Records drawn from a dataset:
━━━━━━━━
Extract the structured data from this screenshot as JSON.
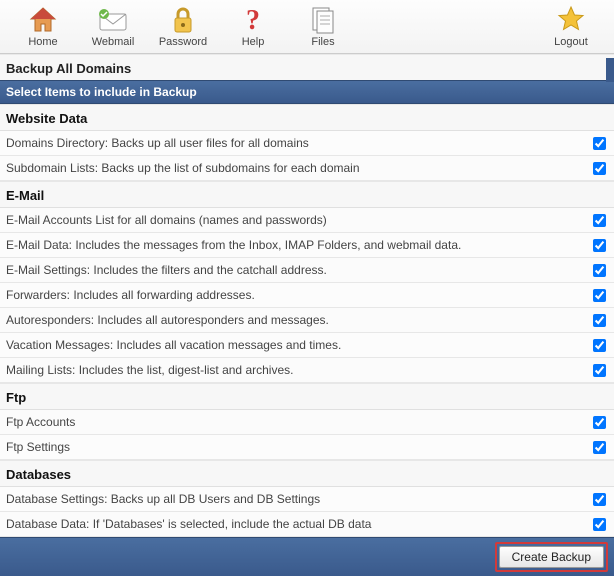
{
  "toolbar": {
    "home": "Home",
    "webmail": "Webmail",
    "password": "Password",
    "help": "Help",
    "files": "Files",
    "logout": "Logout"
  },
  "page_title": "Backup All Domains",
  "section_header": "Select Items to include in Backup",
  "groups": {
    "website": {
      "title": "Website Data",
      "items": [
        "Domains Directory: Backs up all user files for all domains",
        "Subdomain Lists: Backs up the list of subdomains for each domain"
      ]
    },
    "email": {
      "title": "E-Mail",
      "items": [
        "E-Mail Accounts List for all domains (names and passwords)",
        "E-Mail Data: Includes the messages from the Inbox, IMAP Folders, and webmail data.",
        "E-Mail Settings: Includes the filters and the catchall address.",
        "Forwarders: Includes all forwarding addresses.",
        "Autoresponders: Includes all autoresponders and messages.",
        "Vacation Messages: Includes all vacation messages and times.",
        "Mailing Lists: Includes the list, digest-list and archives."
      ]
    },
    "ftp": {
      "title": "Ftp",
      "items": [
        "Ftp Accounts",
        "Ftp Settings"
      ]
    },
    "db": {
      "title": "Databases",
      "items": [
        "Database Settings: Backs up all DB Users and DB Settings",
        "Database Data: If 'Databases' is selected, include the actual DB data"
      ]
    }
  },
  "create_button": "Create Backup"
}
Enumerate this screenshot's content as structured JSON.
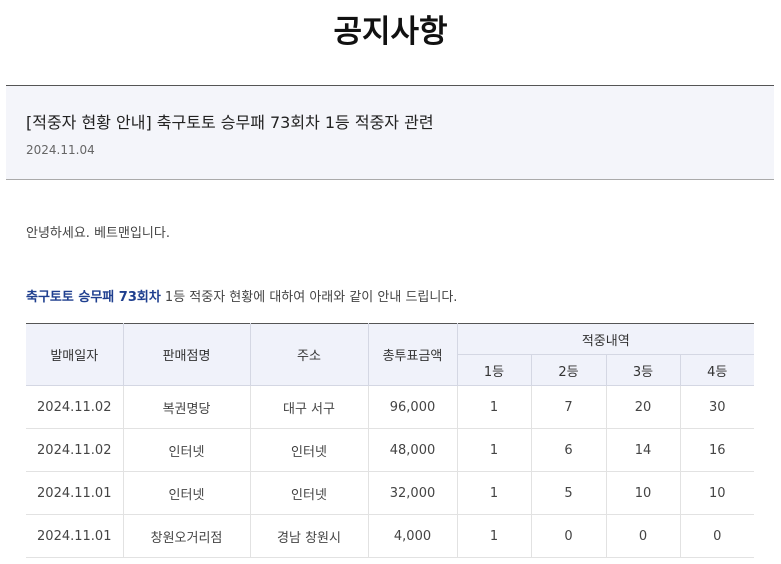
{
  "page": {
    "title": "공지사항"
  },
  "notice": {
    "title": "[적중자 현황 안내] 축구토토 승무패 73회차 1등 적중자 관련",
    "date": "2024.11.04"
  },
  "body": {
    "greeting": "안녕하세요. 베트맨입니다.",
    "intro_highlight": "축구토토 승무패 73회차",
    "intro_rest": " 1등 적중자 현황에 대하여 아래와 같이 안내 드립니다."
  },
  "table": {
    "headers": {
      "date": "발매일자",
      "store": "판매점명",
      "address": "주소",
      "total": "총투표금액",
      "hits": "적중내역",
      "rank1": "1등",
      "rank2": "2등",
      "rank3": "3등",
      "rank4": "4등"
    },
    "rows": [
      {
        "date": "2024.11.02",
        "store": "복권명당",
        "address": "대구 서구",
        "total": "96,000",
        "r1": "1",
        "r2": "7",
        "r3": "20",
        "r4": "30"
      },
      {
        "date": "2024.11.02",
        "store": "인터넷",
        "address": "인터넷",
        "total": "48,000",
        "r1": "1",
        "r2": "6",
        "r3": "14",
        "r4": "16"
      },
      {
        "date": "2024.11.01",
        "store": "인터넷",
        "address": "인터넷",
        "total": "32,000",
        "r1": "1",
        "r2": "5",
        "r3": "10",
        "r4": "10"
      },
      {
        "date": "2024.11.01",
        "store": "창원오거리점",
        "address": "경남 창원시",
        "total": "4,000",
        "r1": "1",
        "r2": "0",
        "r3": "0",
        "r4": "0"
      }
    ]
  },
  "colors": {
    "highlight": "#1f3f8f",
    "header_bg": "#f4f5fa"
  }
}
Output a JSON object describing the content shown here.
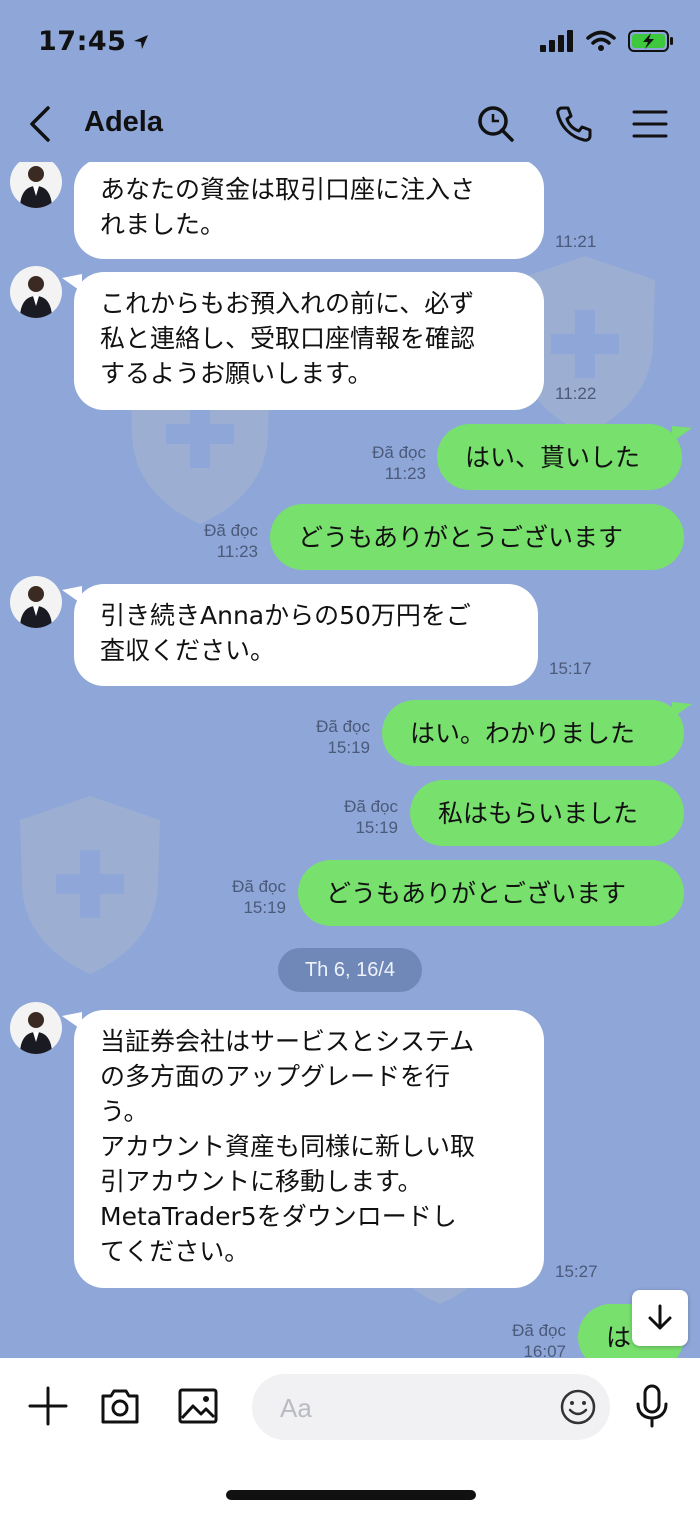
{
  "status_bar": {
    "time": "17:45"
  },
  "header": {
    "contact_name": "Adela"
  },
  "messages": [
    {
      "direction": "in",
      "text": "あなたの資金は取引口座に注入さ\nれました。",
      "time": "11:21"
    },
    {
      "direction": "in",
      "text": "これからもお預入れの前に、必ず\n私と連絡し、受取口座情報を確認\nするようお願いします。",
      "time": "11:22"
    },
    {
      "direction": "out",
      "text": "はい、貰いした",
      "read": "Đã đọc",
      "time": "11:23"
    },
    {
      "direction": "out",
      "text": "どうもありがとうございます",
      "read": "Đã đọc",
      "time": "11:23"
    },
    {
      "direction": "in",
      "text": "引き続きAnnaからの50万円をご\n査収ください。",
      "time": "15:17"
    },
    {
      "direction": "out",
      "text": "はい。わかりました",
      "read": "Đã đọc",
      "time": "15:19"
    },
    {
      "direction": "out",
      "text": "私はもらいました",
      "read": "Đã đọc",
      "time": "15:19"
    },
    {
      "direction": "out",
      "text": "どうもありがとございます",
      "read": "Đã đọc",
      "time": "15:19"
    },
    {
      "direction": "in",
      "text": "当証券会社はサービスとシステム\nの多方面のアップグレードを行\nう。\nアカウント資産も同様に新しい取\n引アカウントに移動します。\nMetaTrader5をダウンロードし\nてください。",
      "time": "15:27"
    },
    {
      "direction": "out",
      "text": "は",
      "read": "Đã đọc",
      "time": "16:07"
    }
  ],
  "date_separator": "Th 6, 16/4",
  "input": {
    "placeholder": "Aa"
  },
  "colors": {
    "background": "#8ea6d8",
    "outgoing_bubble": "#78e06d",
    "incoming_bubble": "#ffffff"
  },
  "icons": [
    "back-icon",
    "search-icon",
    "phone-icon",
    "menu-icon",
    "plus-icon",
    "camera-icon",
    "image-icon",
    "emoji-icon",
    "mic-icon",
    "arrow-down-icon",
    "location-arrow-icon",
    "signal-icon",
    "wifi-icon",
    "battery-icon"
  ]
}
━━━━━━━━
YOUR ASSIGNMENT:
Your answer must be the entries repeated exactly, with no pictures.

WRITTEN SOLUTION:
Extract the structured data from this screenshot as JSON.
{
  "toolbar": {
    "home": "Home",
    "webmail": "Webmail",
    "password": "Password",
    "help": "Help",
    "files": "Files",
    "logout": "Logout"
  },
  "page_title": "Backup All Domains",
  "section_header": "Select Items to include in Backup",
  "groups": {
    "website": {
      "title": "Website Data",
      "items": [
        "Domains Directory: Backs up all user files for all domains",
        "Subdomain Lists: Backs up the list of subdomains for each domain"
      ]
    },
    "email": {
      "title": "E-Mail",
      "items": [
        "E-Mail Accounts List for all domains (names and passwords)",
        "E-Mail Data: Includes the messages from the Inbox, IMAP Folders, and webmail data.",
        "E-Mail Settings: Includes the filters and the catchall address.",
        "Forwarders: Includes all forwarding addresses.",
        "Autoresponders: Includes all autoresponders and messages.",
        "Vacation Messages: Includes all vacation messages and times.",
        "Mailing Lists: Includes the list, digest-list and archives."
      ]
    },
    "ftp": {
      "title": "Ftp",
      "items": [
        "Ftp Accounts",
        "Ftp Settings"
      ]
    },
    "db": {
      "title": "Databases",
      "items": [
        "Database Settings: Backs up all DB Users and DB Settings",
        "Database Data: If 'Databases' is selected, include the actual DB data"
      ]
    }
  },
  "create_button": "Create Backup"
}
Enumerate this screenshot's content as structured JSON.
{
  "page": {
    "title": "공지사항"
  },
  "notice": {
    "title": "[적중자 현황 안내] 축구토토 승무패 73회차 1등 적중자 관련",
    "date": "2024.11.04"
  },
  "body": {
    "greeting": "안녕하세요. 베트맨입니다.",
    "intro_highlight": "축구토토 승무패 73회차",
    "intro_rest": " 1등 적중자 현황에 대하여 아래와 같이 안내 드립니다."
  },
  "table": {
    "headers": {
      "date": "발매일자",
      "store": "판매점명",
      "address": "주소",
      "total": "총투표금액",
      "hits": "적중내역",
      "rank1": "1등",
      "rank2": "2등",
      "rank3": "3등",
      "rank4": "4등"
    },
    "rows": [
      {
        "date": "2024.11.02",
        "store": "복권명당",
        "address": "대구 서구",
        "total": "96,000",
        "r1": "1",
        "r2": "7",
        "r3": "20",
        "r4": "30"
      },
      {
        "date": "2024.11.02",
        "store": "인터넷",
        "address": "인터넷",
        "total": "48,000",
        "r1": "1",
        "r2": "6",
        "r3": "14",
        "r4": "16"
      },
      {
        "date": "2024.11.01",
        "store": "인터넷",
        "address": "인터넷",
        "total": "32,000",
        "r1": "1",
        "r2": "5",
        "r3": "10",
        "r4": "10"
      },
      {
        "date": "2024.11.01",
        "store": "창원오거리점",
        "address": "경남 창원시",
        "total": "4,000",
        "r1": "1",
        "r2": "0",
        "r3": "0",
        "r4": "0"
      }
    ]
  },
  "colors": {
    "highlight": "#1f3f8f",
    "header_bg": "#f4f5fa"
  }
}
Output a JSON object describing the content shown here.
{
  "status_bar": {
    "time": "17:45"
  },
  "header": {
    "contact_name": "Adela"
  },
  "messages": [
    {
      "direction": "in",
      "text": "あなたの資金は取引口座に注入さ\nれました。",
      "time": "11:21"
    },
    {
      "direction": "in",
      "text": "これからもお預入れの前に、必ず\n私と連絡し、受取口座情報を確認\nするようお願いします。",
      "time": "11:22"
    },
    {
      "direction": "out",
      "text": "はい、貰いした",
      "read": "Đã đọc",
      "time": "11:23"
    },
    {
      "direction": "out",
      "text": "どうもありがとうございます",
      "read": "Đã đọc",
      "time": "11:23"
    },
    {
      "direction": "in",
      "text": "引き続きAnnaからの50万円をご\n査収ください。",
      "time": "15:17"
    },
    {
      "direction": "out",
      "text": "はい。わかりました",
      "read": "Đã đọc",
      "time": "15:19"
    },
    {
      "direction": "out",
      "text": "私はもらいました",
      "read": "Đã đọc",
      "time": "15:19"
    },
    {
      "direction": "out",
      "text": "どうもありがとございます",
      "read": "Đã đọc",
      "time": "15:19"
    },
    {
      "direction": "in",
      "text": "当証券会社はサービスとシステム\nの多方面のアップグレードを行\nう。\nアカウント資産も同様に新しい取\n引アカウントに移動します。\nMetaTrader5をダウンロードし\nてください。",
      "time": "15:27"
    },
    {
      "direction": "out",
      "text": "は",
      "read": "Đã đọc",
      "time": "16:07"
    }
  ],
  "date_separator": "Th 6, 16/4",
  "input": {
    "placeholder": "Aa"
  },
  "colors": {
    "background": "#8ea6d8",
    "outgoing_bubble": "#78e06d",
    "incoming_bubble": "#ffffff"
  },
  "icons": [
    "back-icon",
    "search-icon",
    "phone-icon",
    "menu-icon",
    "plus-icon",
    "camera-icon",
    "image-icon",
    "emoji-icon",
    "mic-icon",
    "arrow-down-icon",
    "location-arrow-icon",
    "signal-icon",
    "wifi-icon",
    "battery-icon"
  ]
}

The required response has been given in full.